··· THE RECORDS

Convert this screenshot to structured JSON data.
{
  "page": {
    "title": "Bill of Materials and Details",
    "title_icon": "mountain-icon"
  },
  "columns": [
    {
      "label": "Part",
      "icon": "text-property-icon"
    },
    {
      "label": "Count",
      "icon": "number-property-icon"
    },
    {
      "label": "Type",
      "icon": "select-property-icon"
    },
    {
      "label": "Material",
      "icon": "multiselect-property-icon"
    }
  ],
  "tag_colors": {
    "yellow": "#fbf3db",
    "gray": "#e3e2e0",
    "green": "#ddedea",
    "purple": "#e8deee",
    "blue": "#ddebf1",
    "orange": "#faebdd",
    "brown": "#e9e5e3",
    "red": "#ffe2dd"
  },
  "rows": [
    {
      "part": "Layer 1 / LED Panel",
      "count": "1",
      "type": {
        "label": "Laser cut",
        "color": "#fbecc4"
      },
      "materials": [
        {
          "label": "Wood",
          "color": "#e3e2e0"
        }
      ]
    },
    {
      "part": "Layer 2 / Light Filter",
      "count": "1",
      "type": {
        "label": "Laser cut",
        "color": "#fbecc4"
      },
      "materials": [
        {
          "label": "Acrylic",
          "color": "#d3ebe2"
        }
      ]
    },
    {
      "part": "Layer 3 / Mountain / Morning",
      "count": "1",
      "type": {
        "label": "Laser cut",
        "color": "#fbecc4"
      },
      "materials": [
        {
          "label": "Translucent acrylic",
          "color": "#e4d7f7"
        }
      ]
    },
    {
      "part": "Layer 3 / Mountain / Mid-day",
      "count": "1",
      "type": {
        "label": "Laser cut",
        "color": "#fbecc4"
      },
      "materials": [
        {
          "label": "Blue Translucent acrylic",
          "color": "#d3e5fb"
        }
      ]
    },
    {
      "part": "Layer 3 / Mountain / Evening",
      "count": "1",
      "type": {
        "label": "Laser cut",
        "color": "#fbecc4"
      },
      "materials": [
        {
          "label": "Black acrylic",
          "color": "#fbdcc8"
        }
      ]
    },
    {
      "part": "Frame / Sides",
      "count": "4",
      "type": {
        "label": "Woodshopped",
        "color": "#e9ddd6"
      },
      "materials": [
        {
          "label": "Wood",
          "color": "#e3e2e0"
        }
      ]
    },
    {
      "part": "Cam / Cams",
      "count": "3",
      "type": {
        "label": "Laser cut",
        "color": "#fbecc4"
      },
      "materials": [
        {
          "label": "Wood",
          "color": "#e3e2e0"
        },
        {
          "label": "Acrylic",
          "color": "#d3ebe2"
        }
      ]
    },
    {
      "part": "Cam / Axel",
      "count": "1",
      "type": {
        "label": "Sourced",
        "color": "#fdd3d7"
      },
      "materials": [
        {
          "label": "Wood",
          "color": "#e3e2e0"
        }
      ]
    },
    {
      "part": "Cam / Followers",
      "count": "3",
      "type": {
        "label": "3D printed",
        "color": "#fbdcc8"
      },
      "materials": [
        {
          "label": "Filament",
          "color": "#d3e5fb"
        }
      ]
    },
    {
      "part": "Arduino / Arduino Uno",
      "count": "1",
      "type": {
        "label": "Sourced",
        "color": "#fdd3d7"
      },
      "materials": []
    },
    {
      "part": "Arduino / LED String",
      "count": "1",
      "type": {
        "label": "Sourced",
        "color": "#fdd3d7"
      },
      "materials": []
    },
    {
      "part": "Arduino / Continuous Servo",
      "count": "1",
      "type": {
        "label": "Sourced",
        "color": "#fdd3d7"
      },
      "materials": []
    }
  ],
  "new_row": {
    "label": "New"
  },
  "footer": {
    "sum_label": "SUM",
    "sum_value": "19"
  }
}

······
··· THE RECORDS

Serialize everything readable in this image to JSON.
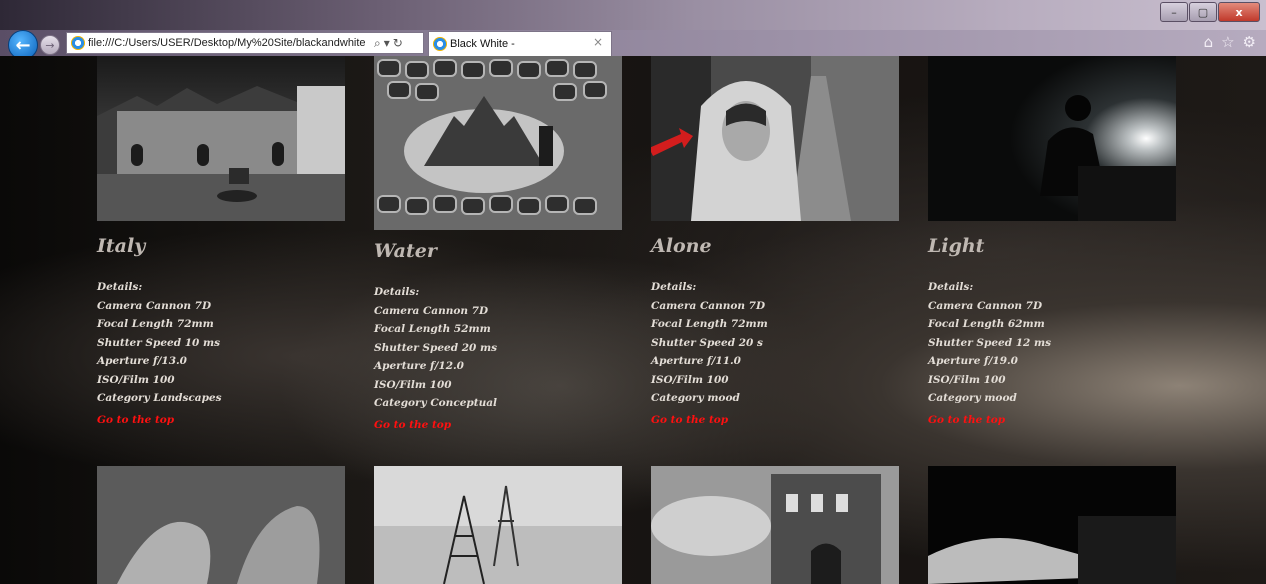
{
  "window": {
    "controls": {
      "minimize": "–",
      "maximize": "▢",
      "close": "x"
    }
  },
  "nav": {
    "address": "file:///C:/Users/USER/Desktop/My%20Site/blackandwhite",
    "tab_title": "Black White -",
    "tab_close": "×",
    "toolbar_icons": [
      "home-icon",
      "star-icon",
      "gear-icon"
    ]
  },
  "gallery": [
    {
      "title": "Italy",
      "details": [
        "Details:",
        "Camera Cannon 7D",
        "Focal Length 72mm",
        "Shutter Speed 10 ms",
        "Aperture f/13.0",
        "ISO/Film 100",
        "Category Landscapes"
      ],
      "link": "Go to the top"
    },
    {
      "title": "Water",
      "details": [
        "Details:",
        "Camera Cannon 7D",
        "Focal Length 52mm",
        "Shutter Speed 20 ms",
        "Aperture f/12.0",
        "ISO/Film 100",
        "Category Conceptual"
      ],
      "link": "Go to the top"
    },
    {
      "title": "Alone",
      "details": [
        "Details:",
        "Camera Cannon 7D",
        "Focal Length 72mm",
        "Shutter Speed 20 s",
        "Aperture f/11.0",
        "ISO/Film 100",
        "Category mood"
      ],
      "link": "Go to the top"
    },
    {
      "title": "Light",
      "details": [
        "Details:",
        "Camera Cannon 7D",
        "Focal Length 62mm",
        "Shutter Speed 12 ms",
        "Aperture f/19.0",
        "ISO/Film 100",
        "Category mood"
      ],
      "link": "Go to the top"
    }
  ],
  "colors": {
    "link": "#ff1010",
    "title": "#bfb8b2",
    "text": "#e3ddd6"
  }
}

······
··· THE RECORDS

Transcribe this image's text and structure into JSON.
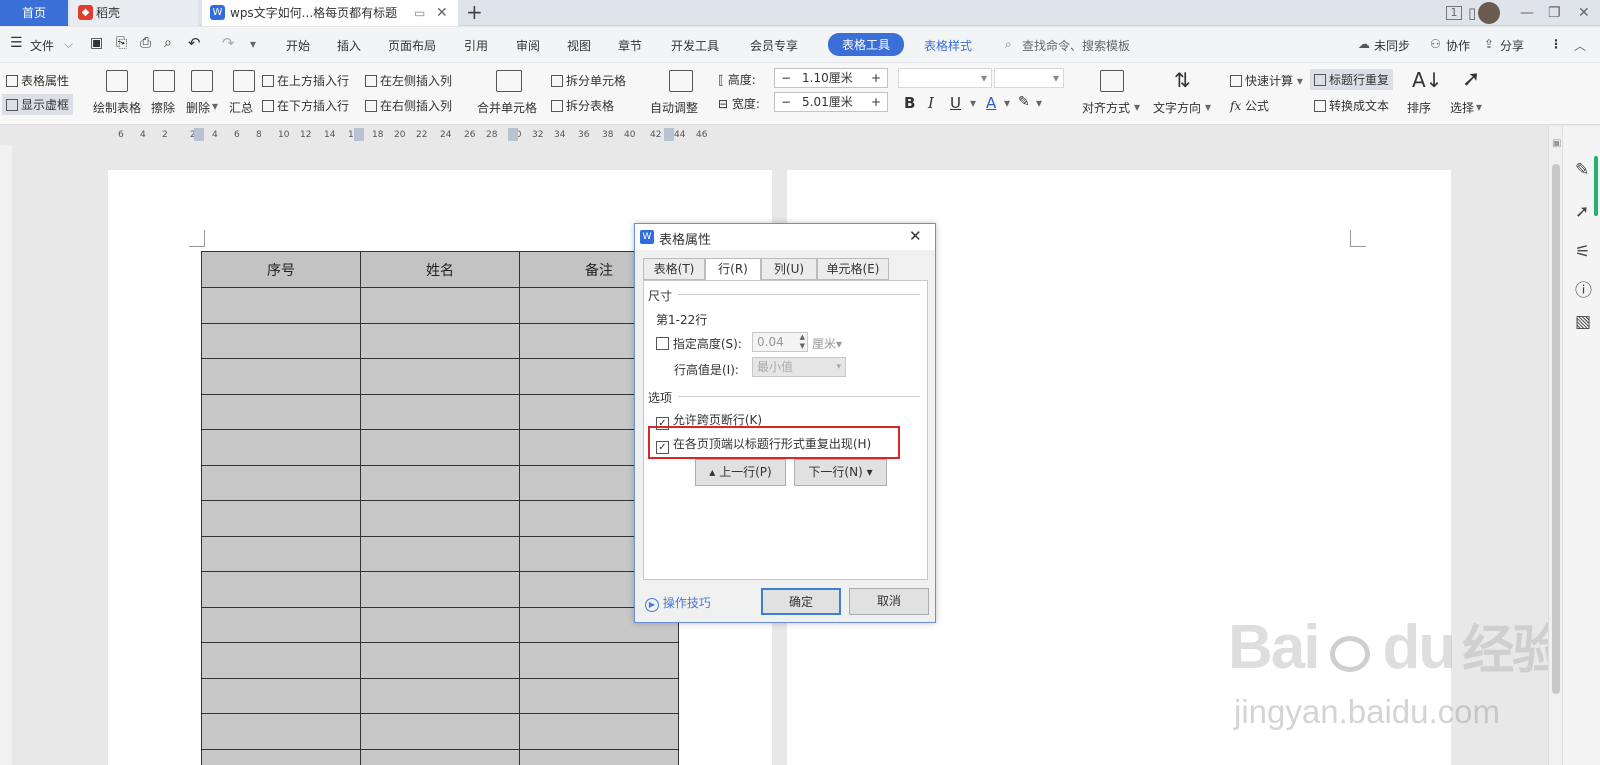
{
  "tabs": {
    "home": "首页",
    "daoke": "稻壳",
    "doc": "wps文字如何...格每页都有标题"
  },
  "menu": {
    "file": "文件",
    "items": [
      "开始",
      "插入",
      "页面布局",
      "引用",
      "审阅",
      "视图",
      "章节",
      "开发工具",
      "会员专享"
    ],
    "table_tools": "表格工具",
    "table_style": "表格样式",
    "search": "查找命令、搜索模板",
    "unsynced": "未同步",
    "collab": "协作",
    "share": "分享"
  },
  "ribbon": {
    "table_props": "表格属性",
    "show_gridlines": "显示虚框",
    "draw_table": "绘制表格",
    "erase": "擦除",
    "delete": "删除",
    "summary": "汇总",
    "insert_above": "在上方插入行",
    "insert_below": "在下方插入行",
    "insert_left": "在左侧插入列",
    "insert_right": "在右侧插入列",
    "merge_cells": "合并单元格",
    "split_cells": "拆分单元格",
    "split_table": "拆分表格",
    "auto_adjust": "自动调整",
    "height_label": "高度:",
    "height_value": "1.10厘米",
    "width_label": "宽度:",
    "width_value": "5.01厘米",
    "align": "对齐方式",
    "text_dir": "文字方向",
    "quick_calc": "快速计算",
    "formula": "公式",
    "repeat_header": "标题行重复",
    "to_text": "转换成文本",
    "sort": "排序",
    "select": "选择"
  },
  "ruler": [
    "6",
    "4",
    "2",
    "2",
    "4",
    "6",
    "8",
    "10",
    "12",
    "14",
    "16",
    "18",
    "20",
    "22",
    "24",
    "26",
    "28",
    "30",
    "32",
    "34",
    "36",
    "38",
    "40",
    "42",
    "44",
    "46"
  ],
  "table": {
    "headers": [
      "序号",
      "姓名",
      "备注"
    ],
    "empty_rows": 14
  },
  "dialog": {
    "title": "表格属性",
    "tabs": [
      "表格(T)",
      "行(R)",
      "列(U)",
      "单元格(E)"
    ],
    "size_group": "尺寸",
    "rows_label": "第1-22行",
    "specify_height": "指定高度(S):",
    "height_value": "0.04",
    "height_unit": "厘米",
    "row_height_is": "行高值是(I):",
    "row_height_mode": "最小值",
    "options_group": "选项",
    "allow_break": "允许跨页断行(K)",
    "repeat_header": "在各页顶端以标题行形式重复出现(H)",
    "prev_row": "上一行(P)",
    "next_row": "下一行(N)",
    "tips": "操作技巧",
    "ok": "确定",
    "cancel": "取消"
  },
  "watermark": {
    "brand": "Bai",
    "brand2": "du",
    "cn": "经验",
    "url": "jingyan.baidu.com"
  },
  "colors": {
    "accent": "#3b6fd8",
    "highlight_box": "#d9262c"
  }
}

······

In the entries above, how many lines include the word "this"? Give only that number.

# [EXERCISE RESPONSE]
3